▸ EXERCISE DIRECTIONS
Wherever a picture appears, leave it out; set down everything else in the records exactly.

▸ TASK MATERIAL
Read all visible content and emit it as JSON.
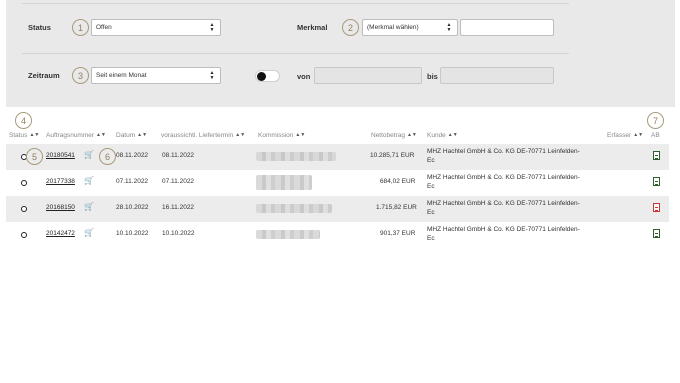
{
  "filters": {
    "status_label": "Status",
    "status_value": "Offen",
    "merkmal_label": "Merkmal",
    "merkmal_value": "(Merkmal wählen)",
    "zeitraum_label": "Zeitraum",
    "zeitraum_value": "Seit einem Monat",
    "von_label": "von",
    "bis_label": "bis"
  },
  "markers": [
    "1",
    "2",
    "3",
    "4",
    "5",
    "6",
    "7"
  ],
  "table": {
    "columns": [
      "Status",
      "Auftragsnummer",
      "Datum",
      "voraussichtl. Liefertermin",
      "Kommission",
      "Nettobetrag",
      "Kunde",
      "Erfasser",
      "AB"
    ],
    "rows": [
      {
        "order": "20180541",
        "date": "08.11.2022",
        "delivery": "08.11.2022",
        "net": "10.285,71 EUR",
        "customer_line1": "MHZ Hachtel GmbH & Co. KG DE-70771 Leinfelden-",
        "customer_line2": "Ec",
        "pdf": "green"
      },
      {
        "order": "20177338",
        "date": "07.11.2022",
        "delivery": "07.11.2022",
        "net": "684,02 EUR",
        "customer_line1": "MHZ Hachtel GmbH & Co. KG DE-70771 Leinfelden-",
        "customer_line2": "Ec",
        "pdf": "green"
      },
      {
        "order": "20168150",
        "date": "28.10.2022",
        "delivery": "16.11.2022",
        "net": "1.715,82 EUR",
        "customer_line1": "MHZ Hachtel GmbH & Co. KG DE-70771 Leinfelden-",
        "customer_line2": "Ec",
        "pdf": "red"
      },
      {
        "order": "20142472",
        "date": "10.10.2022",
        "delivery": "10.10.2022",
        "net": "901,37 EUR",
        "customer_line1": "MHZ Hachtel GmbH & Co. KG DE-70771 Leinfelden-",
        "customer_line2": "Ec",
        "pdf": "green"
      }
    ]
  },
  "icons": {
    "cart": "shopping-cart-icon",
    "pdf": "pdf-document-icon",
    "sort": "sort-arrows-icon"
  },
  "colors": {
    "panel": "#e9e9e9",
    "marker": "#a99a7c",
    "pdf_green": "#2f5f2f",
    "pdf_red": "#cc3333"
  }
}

▸ SOLVED PROBLEM
Read all visible content and emit it as JSON.
{
  "filters": {
    "status_label": "Status",
    "status_value": "Offen",
    "merkmal_label": "Merkmal",
    "merkmal_value": "(Merkmal wählen)",
    "zeitraum_label": "Zeitraum",
    "zeitraum_value": "Seit einem Monat",
    "von_label": "von",
    "bis_label": "bis"
  },
  "markers": [
    "1",
    "2",
    "3",
    "4",
    "5",
    "6",
    "7"
  ],
  "table": {
    "columns": [
      "Status",
      "Auftragsnummer",
      "Datum",
      "voraussichtl. Liefertermin",
      "Kommission",
      "Nettobetrag",
      "Kunde",
      "Erfasser",
      "AB"
    ],
    "rows": [
      {
        "order": "20180541",
        "date": "08.11.2022",
        "delivery": "08.11.2022",
        "net": "10.285,71 EUR",
        "customer_line1": "MHZ Hachtel GmbH & Co. KG DE-70771 Leinfelden-",
        "customer_line2": "Ec",
        "pdf": "green"
      },
      {
        "order": "20177338",
        "date": "07.11.2022",
        "delivery": "07.11.2022",
        "net": "684,02 EUR",
        "customer_line1": "MHZ Hachtel GmbH & Co. KG DE-70771 Leinfelden-",
        "customer_line2": "Ec",
        "pdf": "green"
      },
      {
        "order": "20168150",
        "date": "28.10.2022",
        "delivery": "16.11.2022",
        "net": "1.715,82 EUR",
        "customer_line1": "MHZ Hachtel GmbH & Co. KG DE-70771 Leinfelden-",
        "customer_line2": "Ec",
        "pdf": "red"
      },
      {
        "order": "20142472",
        "date": "10.10.2022",
        "delivery": "10.10.2022",
        "net": "901,37 EUR",
        "customer_line1": "MHZ Hachtel GmbH & Co. KG DE-70771 Leinfelden-",
        "customer_line2": "Ec",
        "pdf": "green"
      }
    ]
  },
  "icons": {
    "cart": "shopping-cart-icon",
    "pdf": "pdf-document-icon",
    "sort": "sort-arrows-icon"
  },
  "colors": {
    "panel": "#e9e9e9",
    "marker": "#a99a7c",
    "pdf_green": "#2f5f2f",
    "pdf_red": "#cc3333"
  }
}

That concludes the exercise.